*** Begin section ***
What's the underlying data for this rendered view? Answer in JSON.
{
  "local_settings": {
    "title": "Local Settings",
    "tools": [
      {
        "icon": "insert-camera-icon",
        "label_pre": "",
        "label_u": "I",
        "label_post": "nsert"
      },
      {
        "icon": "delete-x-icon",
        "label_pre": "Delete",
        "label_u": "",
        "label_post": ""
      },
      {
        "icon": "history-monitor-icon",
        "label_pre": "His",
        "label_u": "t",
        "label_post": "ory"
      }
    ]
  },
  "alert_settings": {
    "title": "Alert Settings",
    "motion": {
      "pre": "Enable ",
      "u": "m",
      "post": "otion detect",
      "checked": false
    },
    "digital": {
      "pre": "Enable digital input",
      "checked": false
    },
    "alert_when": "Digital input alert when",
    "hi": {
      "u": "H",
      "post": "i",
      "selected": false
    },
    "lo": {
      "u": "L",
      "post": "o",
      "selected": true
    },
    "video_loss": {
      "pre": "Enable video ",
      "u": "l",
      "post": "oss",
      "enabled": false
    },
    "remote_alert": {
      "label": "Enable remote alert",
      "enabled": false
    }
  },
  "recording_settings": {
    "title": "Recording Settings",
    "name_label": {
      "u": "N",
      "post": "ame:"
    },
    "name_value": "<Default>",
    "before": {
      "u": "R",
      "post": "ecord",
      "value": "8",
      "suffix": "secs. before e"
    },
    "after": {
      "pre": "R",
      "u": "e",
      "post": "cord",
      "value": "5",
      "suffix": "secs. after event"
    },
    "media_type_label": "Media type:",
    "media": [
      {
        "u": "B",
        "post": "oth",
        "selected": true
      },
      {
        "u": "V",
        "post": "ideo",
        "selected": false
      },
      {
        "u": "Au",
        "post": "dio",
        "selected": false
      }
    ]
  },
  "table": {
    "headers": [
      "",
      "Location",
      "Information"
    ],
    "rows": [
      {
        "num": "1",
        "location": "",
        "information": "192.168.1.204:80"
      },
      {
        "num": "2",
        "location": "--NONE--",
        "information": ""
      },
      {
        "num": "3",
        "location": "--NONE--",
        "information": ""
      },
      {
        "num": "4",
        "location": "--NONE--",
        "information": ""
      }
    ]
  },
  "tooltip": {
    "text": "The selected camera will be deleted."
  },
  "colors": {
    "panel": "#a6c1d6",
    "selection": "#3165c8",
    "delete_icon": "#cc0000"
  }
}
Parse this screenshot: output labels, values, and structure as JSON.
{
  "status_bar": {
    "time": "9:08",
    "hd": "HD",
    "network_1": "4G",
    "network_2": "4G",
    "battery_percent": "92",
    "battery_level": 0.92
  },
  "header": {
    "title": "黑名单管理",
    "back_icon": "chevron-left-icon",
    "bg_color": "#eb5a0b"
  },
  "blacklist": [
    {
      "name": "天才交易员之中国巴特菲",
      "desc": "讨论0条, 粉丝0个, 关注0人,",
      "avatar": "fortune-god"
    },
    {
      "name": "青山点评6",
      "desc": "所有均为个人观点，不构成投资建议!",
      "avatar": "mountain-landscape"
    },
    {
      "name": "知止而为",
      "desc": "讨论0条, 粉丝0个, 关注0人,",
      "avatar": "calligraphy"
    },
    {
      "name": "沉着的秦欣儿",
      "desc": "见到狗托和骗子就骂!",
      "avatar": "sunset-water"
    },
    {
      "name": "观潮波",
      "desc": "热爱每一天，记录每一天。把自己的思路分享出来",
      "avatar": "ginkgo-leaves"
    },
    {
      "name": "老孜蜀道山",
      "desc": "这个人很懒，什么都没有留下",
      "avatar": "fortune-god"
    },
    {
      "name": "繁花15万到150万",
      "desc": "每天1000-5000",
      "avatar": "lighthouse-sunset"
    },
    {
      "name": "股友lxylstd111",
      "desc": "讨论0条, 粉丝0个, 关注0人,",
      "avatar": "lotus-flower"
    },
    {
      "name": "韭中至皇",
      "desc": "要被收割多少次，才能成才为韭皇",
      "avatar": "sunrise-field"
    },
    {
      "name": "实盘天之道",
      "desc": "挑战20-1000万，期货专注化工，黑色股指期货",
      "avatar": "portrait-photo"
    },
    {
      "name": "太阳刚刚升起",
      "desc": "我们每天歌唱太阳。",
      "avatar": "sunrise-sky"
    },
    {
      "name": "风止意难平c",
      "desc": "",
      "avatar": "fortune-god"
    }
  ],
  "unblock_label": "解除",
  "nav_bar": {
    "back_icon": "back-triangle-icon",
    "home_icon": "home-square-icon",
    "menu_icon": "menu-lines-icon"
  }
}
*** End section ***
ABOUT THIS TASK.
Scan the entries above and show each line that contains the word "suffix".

RESPONSE.
      "suffix": "secs. before e"
      "suffix": "secs. after event"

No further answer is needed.